Headline of the Day: “Will Malcolm Smith accept Bitcoins?”
The New York Times followed Speaker Melissa Mark-Viverito in the wake of the East Harlem explosion: “‘It’s hard, it’s hard,’ she said, in a quiet voice. ‘It’s not like you want to blame anybody, but you have to say, ‘Look, if you smell something, you’ve got to report it.’’ ‘It’s a big city,’ she went on. ‘We can’t —’ She drove off, the sentence incomplete.”
The Nation took a critical eye towards Eva Moskowitz and the charter school movement. “Since the Brooklyn Bridge rally I find myself in fundamental opposition to what they’re doing,” said one Success Academy teacher. “It’s never been as political as it been now. If this continues going this way it will be very hard for me to stay,” said another.
The New York Post editorial board “thanked” Mayor Bill de Blasio for working against charter schools, which the paper says only emboldened Albany charter advocates to save them: “New York owes Bill de Blasio a thank you. In trying to squash charter schools, he might just have made them stronger.”
Of course, things can still shift around substantially as the two chambers of the legislature and Gov. Andrew Cuomo negotiate the actual budget over the next two weeks. Assembly Speaker Shelly Silver has already panned the charter proposal. “Things in Albany have a way of looking settled,” a senior state official told New York magazine recently, “until they’re not.”
Later today, education advocates are set to rally against Mr. Cuomo and the State Senate for wanting to take co-location decisions away from the mayor. “This is a clear Quid Pro Cuomo with charter school lobbyists who are bankrolling the Governor’s re-election campaign,” said Zakiyah Ansari, Advocacy Director of the Alliance for Quality Education.

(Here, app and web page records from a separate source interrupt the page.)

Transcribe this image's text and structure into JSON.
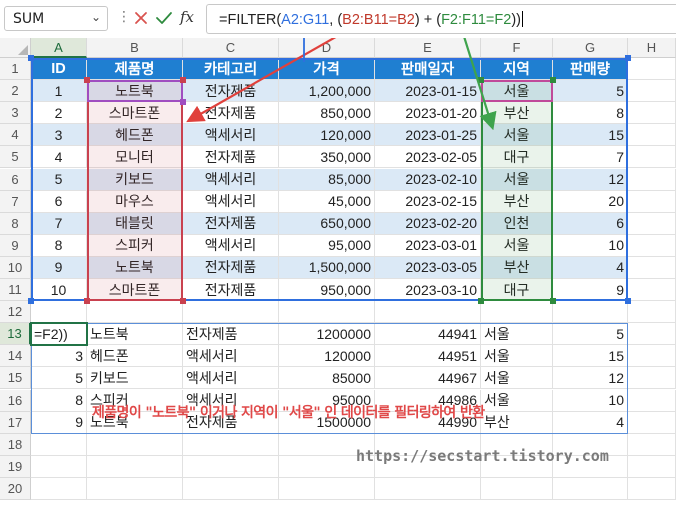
{
  "formula_bar": {
    "name_box": "SUM",
    "fx": "fx",
    "formula": {
      "p1": "=FILTER(",
      "p2": "A2:G11",
      "p3": ", (",
      "p4": "B2:B11=B2",
      "p5": ")  +  (",
      "p6": "F2:F11=F2",
      "p7": "))"
    }
  },
  "columns": [
    "A",
    "B",
    "C",
    "D",
    "E",
    "F",
    "G",
    "H"
  ],
  "rows": [
    "1",
    "2",
    "3",
    "4",
    "5",
    "6",
    "7",
    "8",
    "9",
    "10",
    "11",
    "12",
    "13",
    "14",
    "15",
    "16",
    "17",
    "18",
    "19",
    "20"
  ],
  "table_headers": [
    "ID",
    "제품명",
    "카테고리",
    "가격",
    "판매일자",
    "지역",
    "판매량"
  ],
  "table_rows": [
    [
      "1",
      "노트북",
      "전자제품",
      "1,200,000",
      "2023-01-15",
      "서울",
      "5"
    ],
    [
      "2",
      "스마트폰",
      "전자제품",
      "850,000",
      "2023-01-20",
      "부산",
      "8"
    ],
    [
      "3",
      "헤드폰",
      "액세서리",
      "120,000",
      "2023-01-25",
      "서울",
      "15"
    ],
    [
      "4",
      "모니터",
      "전자제품",
      "350,000",
      "2023-02-05",
      "대구",
      "7"
    ],
    [
      "5",
      "키보드",
      "액세서리",
      "85,000",
      "2023-02-10",
      "서울",
      "12"
    ],
    [
      "6",
      "마우스",
      "액세서리",
      "45,000",
      "2023-02-15",
      "부산",
      "20"
    ],
    [
      "7",
      "태블릿",
      "전자제품",
      "650,000",
      "2023-02-20",
      "인천",
      "6"
    ],
    [
      "8",
      "스피커",
      "액세서리",
      "95,000",
      "2023-03-01",
      "서울",
      "10"
    ],
    [
      "9",
      "노트북",
      "전자제품",
      "1,500,000",
      "2023-03-05",
      "부산",
      "4"
    ],
    [
      "10",
      "스마트폰",
      "전자제품",
      "950,000",
      "2023-03-10",
      "대구",
      "9"
    ]
  ],
  "result_rows": [
    [
      "=F2))",
      "노트북",
      "전자제품",
      "1200000",
      "44941",
      "서울",
      "5"
    ],
    [
      "3",
      "헤드폰",
      "액세서리",
      "120000",
      "44951",
      "서울",
      "15"
    ],
    [
      "5",
      "키보드",
      "액세서리",
      "85000",
      "44967",
      "서울",
      "12"
    ],
    [
      "8",
      "스피커",
      "액세서리",
      "95000",
      "44986",
      "서울",
      "10"
    ],
    [
      "9",
      "노트북",
      "전자제품",
      "1500000",
      "44990",
      "부산",
      "4"
    ]
  ],
  "caption": "제품명이 \"노트북\" 이거나 지역이 \"서울\" 인 데이터를 필터링하여 반환",
  "watermark": "https://secstart.tistory.com",
  "colors": {
    "header_fill": "#1f7fd1",
    "band_fill": "#dbe9f6",
    "ref_red": "#c0392b",
    "ref_green": "#2e8b3e",
    "ref_blue": "#2f6fde",
    "caption": "#e04848"
  }
}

In the Post, former Assemblyman Michael Benjamin railed against Ms. Ansari, arguing Mr. de Blasio “should close the rhetoric gap and focus on cooperative ways to improve educational outcomes for all New York City students. Students and parents are ill-served by an education debate beset by adult gamesmanship, hidden relationships and misinformation.”
While in The Huffington Post, United NY’s Camille Rivera railed against Ms. Moskowitz, who “decided to invade Albany and turn it all into a gigantic sideshow. Eighteen other charter school operators wanted nothing to do with her circus-like rally and have been distancing themselves from her.”
And Assemblyman Bill Colton reached out to the Observer late last night to explain why he isn’t getting behind Domenic Recchia‘s congressional campaign just yet:
“As a local Assemblyman and voter in the 11th Congressional District of New York, I am still waiting for a substantive discussion between the announced candidates on the needs and the future of the district. Thus far, voters, including me, have had to deal with distractions ranging from bar activities, reporter intimidation, the Brooklyn residence of the former Councilman, talk of packing punches and sizing up opponents, the neutrality of a local Assemblyman, and a back and forth on who did more during Sandy. What I, and many other voters, am waiting for is a substantive plan, with a track record to support it, to involve federal agencies to help stop the building of a dangerous garbage station in Southwest Brooklyn, cut bureaucratic red tape to get Sandy recovery dollars to reach impacted families and communities, to see federal dollars be used to address our antiquated infrastructure, to use federal aid to expand healthcare services in the outer-boroughs, and to see federal officials take aggressive stands against senseless school co-locations that will harm our children. Those are the issues I am closely following and care about. My endorsement is something I take serious because it bears my name on a person or an idea I strongly believe in and am informed about. I refuse to be influenced by party affiliation alone or the power of incumbency when making such an important decision. The voters expect and deserve more. The voters of the district have not been given a fair opportunity to be informed on the platforms of these candidates to help address the pressing issues of our day. Ultimately, voters who may have lost their homes due to Sandy could care less about the neutrality of an Assemblyman, but rather care more about a plan to help them rebuild their homes, communities, and lives. This race is not about the candidates running and not about my position on them. Public service is about serving families, addressing their needs, and caring for their future. Until we hear more about that and less about pettiness, I will continue to reserve my endorsement in this race.”